Baez, 34, is just weeks into the second season of a two-year, $12.5MM contract that also contained a club option for the 2023 season. He missed the majority of the 2021 season due to shoulder troubles, however, pitching just 4 1/3 innings. He’s been limited to 2 1/3 frames thus far in 2022, during which time he’s been clobbered for six runs (three earned) on five hits and three walks with two punchouts. Baez’s fastball, which averaged nearly 98 mph at its peak and sat at 96 mph as recently as 2019, has averaged just 90.2 mph so far in 2022.
Houston will technically have a week to trade Baez or place him on outright waivers, but that’s a generally moot point. Another team isn’t going to take on the remainder of this season’s $5.5MM salary or the $2MM buyout he’s still owed on next year’s club option — not with his recent shoulder troubles and alarming velocity dip. Even if Baez were to be passed through outright waivers, he could reject an outright assignment to a minor league affiliate, elect free agency and retain his salary based on the level of big league service time he’s accrued.
The most likely outcome here is that the Astros will eat the remaining $4.91MM on Baez’s salary, as well as the $2MM buyout on next year’s option and simply release him. Baez would be free to sign with a new club, at which point that team would only owe him the prorated league minimum for any time he spent in the Majors. That sum would be subtracted from the $6.91MM the ’Stros otherwise owe him.

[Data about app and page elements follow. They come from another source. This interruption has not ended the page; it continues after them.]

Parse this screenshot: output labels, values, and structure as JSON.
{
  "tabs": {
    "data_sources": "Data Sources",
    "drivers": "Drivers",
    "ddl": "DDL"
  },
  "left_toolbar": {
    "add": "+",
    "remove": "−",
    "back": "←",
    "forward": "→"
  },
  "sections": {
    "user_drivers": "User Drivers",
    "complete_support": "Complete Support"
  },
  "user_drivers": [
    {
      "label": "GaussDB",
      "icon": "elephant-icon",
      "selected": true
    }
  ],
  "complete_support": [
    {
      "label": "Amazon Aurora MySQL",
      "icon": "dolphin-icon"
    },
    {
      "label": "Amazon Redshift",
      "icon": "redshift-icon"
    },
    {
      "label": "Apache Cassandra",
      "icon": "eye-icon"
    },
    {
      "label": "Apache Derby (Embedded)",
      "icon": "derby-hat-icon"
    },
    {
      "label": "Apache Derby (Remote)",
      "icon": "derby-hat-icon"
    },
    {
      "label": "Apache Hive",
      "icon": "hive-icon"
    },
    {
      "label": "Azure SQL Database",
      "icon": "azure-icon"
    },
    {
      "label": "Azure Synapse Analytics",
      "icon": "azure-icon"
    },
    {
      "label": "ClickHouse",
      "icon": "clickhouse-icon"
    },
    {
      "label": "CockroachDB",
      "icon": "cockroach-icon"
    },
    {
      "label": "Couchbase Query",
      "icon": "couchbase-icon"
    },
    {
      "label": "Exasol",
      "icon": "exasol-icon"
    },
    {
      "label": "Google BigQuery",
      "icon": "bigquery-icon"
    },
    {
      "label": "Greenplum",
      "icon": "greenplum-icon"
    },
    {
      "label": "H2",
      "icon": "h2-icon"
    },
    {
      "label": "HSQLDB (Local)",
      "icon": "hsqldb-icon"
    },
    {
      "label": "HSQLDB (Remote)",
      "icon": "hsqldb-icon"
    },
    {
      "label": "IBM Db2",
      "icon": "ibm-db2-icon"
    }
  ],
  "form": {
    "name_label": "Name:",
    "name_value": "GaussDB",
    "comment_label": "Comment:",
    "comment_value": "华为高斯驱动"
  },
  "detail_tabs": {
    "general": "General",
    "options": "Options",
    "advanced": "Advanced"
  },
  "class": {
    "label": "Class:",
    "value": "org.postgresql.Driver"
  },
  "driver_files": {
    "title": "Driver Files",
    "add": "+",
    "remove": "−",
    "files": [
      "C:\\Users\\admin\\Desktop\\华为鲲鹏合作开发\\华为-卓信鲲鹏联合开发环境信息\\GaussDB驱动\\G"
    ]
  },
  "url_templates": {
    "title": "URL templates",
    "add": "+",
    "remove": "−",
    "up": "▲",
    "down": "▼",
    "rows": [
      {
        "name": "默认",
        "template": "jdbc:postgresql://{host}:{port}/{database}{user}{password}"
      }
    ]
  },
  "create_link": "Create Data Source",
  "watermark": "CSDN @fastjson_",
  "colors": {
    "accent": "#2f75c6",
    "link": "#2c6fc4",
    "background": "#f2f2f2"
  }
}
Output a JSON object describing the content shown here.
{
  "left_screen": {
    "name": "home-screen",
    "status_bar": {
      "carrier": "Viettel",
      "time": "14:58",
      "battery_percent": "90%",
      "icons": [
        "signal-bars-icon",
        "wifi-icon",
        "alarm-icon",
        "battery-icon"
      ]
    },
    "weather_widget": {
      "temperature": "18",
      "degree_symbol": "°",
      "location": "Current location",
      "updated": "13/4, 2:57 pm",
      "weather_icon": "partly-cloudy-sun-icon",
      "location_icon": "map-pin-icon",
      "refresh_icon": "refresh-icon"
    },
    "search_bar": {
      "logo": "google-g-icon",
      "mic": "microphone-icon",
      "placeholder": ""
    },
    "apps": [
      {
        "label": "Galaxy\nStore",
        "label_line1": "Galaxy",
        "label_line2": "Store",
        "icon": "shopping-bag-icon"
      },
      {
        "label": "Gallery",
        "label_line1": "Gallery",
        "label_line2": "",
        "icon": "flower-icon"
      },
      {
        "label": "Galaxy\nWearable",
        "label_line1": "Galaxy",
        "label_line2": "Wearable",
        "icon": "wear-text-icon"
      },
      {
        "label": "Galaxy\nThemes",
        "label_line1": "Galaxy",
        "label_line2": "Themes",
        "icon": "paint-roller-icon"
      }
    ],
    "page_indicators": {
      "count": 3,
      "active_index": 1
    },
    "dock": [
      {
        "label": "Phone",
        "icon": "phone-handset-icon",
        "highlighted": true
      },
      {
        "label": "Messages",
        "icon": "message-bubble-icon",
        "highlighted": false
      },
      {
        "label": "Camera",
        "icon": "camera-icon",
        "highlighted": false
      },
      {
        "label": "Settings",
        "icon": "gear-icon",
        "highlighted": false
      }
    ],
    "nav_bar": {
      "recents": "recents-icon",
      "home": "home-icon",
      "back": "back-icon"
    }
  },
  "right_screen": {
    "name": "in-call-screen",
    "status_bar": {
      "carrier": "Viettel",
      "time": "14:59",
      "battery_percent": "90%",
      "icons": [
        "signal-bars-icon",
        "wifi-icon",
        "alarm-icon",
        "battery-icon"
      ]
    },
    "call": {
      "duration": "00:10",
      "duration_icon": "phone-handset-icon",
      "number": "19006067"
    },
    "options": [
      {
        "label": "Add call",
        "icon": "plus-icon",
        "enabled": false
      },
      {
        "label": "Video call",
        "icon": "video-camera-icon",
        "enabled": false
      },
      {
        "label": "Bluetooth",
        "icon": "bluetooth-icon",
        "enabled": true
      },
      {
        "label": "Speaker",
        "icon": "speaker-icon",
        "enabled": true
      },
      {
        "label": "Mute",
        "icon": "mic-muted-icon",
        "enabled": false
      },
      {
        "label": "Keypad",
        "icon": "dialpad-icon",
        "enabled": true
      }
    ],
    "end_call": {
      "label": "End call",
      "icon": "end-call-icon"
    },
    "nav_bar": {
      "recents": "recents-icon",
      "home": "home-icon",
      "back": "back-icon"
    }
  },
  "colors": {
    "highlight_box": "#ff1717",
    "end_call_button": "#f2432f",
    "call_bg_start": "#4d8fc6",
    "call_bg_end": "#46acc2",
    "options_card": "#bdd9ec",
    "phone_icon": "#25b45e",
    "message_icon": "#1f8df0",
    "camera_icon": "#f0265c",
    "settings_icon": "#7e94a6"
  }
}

Disheartening as Baez’s brief time with the Astros was, he was a well-regarded late-inning arm for the Dodgers in the years leading up to his free agency. From 2014-20, Baez tallied 356 innings of 3.o3 ERA ball with 100 holds, three saves, a 25.3% strikeout rate and an 8.2% ground-ball rate. He tacked on another 29 1/3 innings of 3.99 ERA ball in the playoffs, and if you set aside a rough showing in the early stages of his career (2014-15), Baez notched a 2.70 mark in 26 1/3 postseason innings from 2016-20.